Records for processing:
- - -
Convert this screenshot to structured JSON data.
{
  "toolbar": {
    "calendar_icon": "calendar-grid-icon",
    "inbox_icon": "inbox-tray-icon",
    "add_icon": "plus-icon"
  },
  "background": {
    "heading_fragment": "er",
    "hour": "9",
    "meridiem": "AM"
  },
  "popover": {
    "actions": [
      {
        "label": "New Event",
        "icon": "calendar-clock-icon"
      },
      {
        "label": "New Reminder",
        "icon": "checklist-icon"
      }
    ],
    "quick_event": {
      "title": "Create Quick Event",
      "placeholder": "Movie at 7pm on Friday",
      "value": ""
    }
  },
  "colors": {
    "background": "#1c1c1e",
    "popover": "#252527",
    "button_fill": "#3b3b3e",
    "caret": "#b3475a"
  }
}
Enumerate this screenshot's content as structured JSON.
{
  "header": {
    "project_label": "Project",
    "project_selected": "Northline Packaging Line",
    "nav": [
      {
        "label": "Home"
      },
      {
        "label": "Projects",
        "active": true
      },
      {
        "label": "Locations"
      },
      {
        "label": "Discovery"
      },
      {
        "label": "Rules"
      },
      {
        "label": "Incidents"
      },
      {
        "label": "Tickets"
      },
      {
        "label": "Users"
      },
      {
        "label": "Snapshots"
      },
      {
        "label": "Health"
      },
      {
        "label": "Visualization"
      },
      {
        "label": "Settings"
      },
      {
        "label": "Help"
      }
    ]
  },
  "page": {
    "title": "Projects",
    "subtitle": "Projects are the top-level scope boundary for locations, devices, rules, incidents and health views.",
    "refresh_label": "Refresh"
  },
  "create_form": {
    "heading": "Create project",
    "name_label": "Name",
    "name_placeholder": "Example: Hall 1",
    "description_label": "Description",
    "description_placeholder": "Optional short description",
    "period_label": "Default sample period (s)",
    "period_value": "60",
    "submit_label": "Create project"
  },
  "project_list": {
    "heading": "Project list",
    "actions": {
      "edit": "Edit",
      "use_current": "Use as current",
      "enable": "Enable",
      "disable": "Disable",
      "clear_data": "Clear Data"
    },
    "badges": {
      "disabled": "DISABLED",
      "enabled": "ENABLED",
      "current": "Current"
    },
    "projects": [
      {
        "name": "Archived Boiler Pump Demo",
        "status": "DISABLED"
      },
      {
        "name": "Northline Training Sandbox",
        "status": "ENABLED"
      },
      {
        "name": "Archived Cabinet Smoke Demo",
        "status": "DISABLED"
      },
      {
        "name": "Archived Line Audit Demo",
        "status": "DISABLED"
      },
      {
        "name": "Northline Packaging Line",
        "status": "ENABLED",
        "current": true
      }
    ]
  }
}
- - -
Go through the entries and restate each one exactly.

Exercise output:
Convert this screenshot to structured JSON data.
{
  "toolbar": {
    "calendar_icon": "calendar-grid-icon",
    "inbox_icon": "inbox-tray-icon",
    "add_icon": "plus-icon"
  },
  "background": {
    "heading_fragment": "er",
    "hour": "9",
    "meridiem": "AM"
  },
  "popover": {
    "actions": [
      {
        "label": "New Event",
        "icon": "calendar-clock-icon"
      },
      {
        "label": "New Reminder",
        "icon": "checklist-icon"
      }
    ],
    "quick_event": {
      "title": "Create Quick Event",
      "placeholder": "Movie at 7pm on Friday",
      "value": ""
    }
  },
  "colors": {
    "background": "#1c1c1e",
    "popover": "#252527",
    "button_fill": "#3b3b3e",
    "caret": "#b3475a"
  }
}
Enumerate this screenshot's content as structured JSON.
{
  "header": {
    "project_label": "Project",
    "project_selected": "Northline Packaging Line",
    "nav": [
      {
        "label": "Home"
      },
      {
        "label": "Projects",
        "active": true
      },
      {
        "label": "Locations"
      },
      {
        "label": "Discovery"
      },
      {
        "label": "Rules"
      },
      {
        "label": "Incidents"
      },
      {
        "label": "Tickets"
      },
      {
        "label": "Users"
      },
      {
        "label": "Snapshots"
      },
      {
        "label": "Health"
      },
      {
        "label": "Visualization"
      },
      {
        "label": "Settings"
      },
      {
        "label": "Help"
      }
    ]
  },
  "page": {
    "title": "Projects",
    "subtitle": "Projects are the top-level scope boundary for locations, devices, rules, incidents and health views.",
    "refresh_label": "Refresh"
  },
  "create_form": {
    "heading": "Create project",
    "name_label": "Name",
    "name_placeholder": "Example: Hall 1",
    "description_label": "Description",
    "description_placeholder": "Optional short description",
    "period_label": "Default sample period (s)",
    "period_value": "60",
    "submit_label": "Create project"
  },
  "project_list": {
    "heading": "Project list",
    "actions": {
      "edit": "Edit",
      "use_current": "Use as current",
      "enable": "Enable",
      "disable": "Disable",
      "clear_data": "Clear Data"
    },
    "badges": {
      "disabled": "DISABLED",
      "enabled": "ENABLED",
      "current": "Current"
    },
    "projects": [
      {
        "name": "Archived Boiler Pump Demo",
        "status": "DISABLED"
      },
      {
        "name": "Northline Training Sandbox",
        "status": "ENABLED"
      },
      {
        "name": "Archived Cabinet Smoke Demo",
        "status": "DISABLED"
      },
      {
        "name": "Archived Line Audit Demo",
        "status": "DISABLED"
      },
      {
        "name": "Northline Packaging Line",
        "status": "ENABLED",
        "current": true
      }
    ]
  }
}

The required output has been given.